I've read and enjoyed some other McCarthy ('All the Pretty Horses'), and I wanted to like this more than I did, but there just wasn't enough substance to draw me in and keep me fully engaged. It felt very flat, as though narrated by a disinterested observer. Like some other readers, I too found the ending somewhat too convenient. Sad, as I love a good survival story.
One of the best novels on the human condition ever written. Apocalyptic novels abound but this is one of the few that takes it to the deeply personal level. The journey is painful but with love survival to see the light is possible, there will always be a few good guys. Very sparse writing and the imagery is very realistic and disturbing, I looked for the cause but could never find it, only the effect is presented. A great writer!
A bleak novel about the day after the (never fully explained) apocalypse. America (or at least the United States) is completely destroyed. A father and son journey across the devastated landscape, on the one road, avoiding bandits and those who’ve turned cannibal, hoping to find the sea (maybe there’s a way out, there) and other people who have not lost hope. Their love for one another is what redeems this nightmarish tale. The writing is pared down (there are no apostrophes), stark, and as simple and desolate as the plot.
Holy cow! I got so into this book, it is great, the end had me cryimg like a baby! I wish it didn't end I wanted the story to keep going!!!
**READ THIS BOOK**
THE ROAD---- GREAT BOOK!
This book made me think about what might happen in a post-apocalyptic world. The Road won many prizes including the Pulitzer in 2007.

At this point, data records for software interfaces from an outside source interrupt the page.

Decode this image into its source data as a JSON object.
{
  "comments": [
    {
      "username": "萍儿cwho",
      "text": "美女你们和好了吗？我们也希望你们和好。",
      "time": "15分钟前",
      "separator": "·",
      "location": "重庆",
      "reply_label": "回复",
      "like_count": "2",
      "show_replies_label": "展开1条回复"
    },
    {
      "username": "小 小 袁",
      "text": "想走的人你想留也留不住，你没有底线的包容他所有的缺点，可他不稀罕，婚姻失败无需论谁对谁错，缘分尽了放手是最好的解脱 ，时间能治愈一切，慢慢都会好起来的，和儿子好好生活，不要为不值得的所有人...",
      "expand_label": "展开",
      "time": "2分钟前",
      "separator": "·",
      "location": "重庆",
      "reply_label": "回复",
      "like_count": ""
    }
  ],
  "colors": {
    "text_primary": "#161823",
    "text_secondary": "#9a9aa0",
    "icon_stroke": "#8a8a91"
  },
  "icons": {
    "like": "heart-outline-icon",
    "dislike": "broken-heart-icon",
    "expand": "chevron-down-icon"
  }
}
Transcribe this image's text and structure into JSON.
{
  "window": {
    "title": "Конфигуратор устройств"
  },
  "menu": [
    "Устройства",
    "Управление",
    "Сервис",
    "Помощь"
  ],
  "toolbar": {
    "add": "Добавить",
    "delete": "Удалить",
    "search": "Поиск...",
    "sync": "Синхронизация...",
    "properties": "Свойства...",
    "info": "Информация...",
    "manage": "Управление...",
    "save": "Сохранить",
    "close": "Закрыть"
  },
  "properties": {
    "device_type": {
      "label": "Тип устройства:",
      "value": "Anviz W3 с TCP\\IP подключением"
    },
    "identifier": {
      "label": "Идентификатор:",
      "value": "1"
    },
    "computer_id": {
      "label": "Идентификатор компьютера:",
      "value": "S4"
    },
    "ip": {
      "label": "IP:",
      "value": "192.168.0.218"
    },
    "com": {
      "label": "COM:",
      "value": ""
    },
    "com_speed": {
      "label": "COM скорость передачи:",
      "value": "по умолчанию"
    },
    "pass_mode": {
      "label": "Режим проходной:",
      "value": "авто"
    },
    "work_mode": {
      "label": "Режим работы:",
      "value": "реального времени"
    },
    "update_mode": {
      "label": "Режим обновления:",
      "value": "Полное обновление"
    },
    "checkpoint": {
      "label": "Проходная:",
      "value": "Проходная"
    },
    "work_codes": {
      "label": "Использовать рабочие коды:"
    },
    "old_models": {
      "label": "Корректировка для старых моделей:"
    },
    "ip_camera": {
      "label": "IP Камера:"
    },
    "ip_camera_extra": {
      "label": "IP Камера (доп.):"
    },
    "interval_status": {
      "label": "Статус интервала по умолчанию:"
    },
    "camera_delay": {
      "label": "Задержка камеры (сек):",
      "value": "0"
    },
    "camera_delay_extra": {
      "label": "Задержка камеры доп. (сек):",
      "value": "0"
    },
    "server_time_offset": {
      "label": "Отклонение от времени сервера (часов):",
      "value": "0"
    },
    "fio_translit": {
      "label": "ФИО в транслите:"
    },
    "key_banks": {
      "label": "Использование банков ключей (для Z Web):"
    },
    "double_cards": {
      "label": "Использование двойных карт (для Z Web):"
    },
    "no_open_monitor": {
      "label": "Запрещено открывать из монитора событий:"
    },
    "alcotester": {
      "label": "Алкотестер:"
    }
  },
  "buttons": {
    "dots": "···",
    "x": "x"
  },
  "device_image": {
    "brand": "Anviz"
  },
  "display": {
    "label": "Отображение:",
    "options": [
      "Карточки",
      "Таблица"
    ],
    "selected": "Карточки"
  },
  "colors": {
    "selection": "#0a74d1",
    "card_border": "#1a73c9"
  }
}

Over the course of a long and distinguished career, Cormac McCarthy’s work has established him among the elite in American literature. Tracing Western themes in past and contemporary milieus, he has created his own mythology of tough American figures etching their rugged and oftentimes brutally violent presence along the borderland region of the Southwest. In perhaps his most personally revealing novel, The Road takes a grave look at the future. The novel may be a divergence from the settings of McCarthy’s previous body of work, but his prose ascends to a profoundly new level of artistry as he charts the travails of an unnamed father and his son through a post-apocalyptic world of burned-out cities and ash-covered landscapes. This is a story of unimaginable devastation, but it is also a tale of remarkable survival and ultimately an unforgettable portrait of love between father and son. The tragedy that has befallen the world in The Road forces the father and son to encounter great suffering, yet McCarthy’s imagery and descriptions, though terrifying in their vision, contain a beauty that is heartbreaking and unbearable. It’s as though his language proclaims the stubbornness of life against the void capable within the hands of human destructiveness. Here is one example: “By day the banished sun circles the earth like a grieving mother with a lamp.” In this world of death and demise, seemingly without hope, McCarthy asserts a precaution of future nuclear holocaust. In doing so, he points out a biblical-like truth about the Earth: “The frailty of everything revealed at last.” This is a disturbing book, but the love generated between the father and his son places goodness against the disaster the world has become. The poetic beauty McCarthy finds in the madness will grip readers and
Post-apocalyptic setting that is disturbing from beginning to end. Very interesting writing style that allows the reader to imagine the scenes being described with great detail (even though those scenes are sometimes horrifying.) I couldn't put the book down. Probably will not appeal to everyone's tastes...if you like this genre, you will like this book.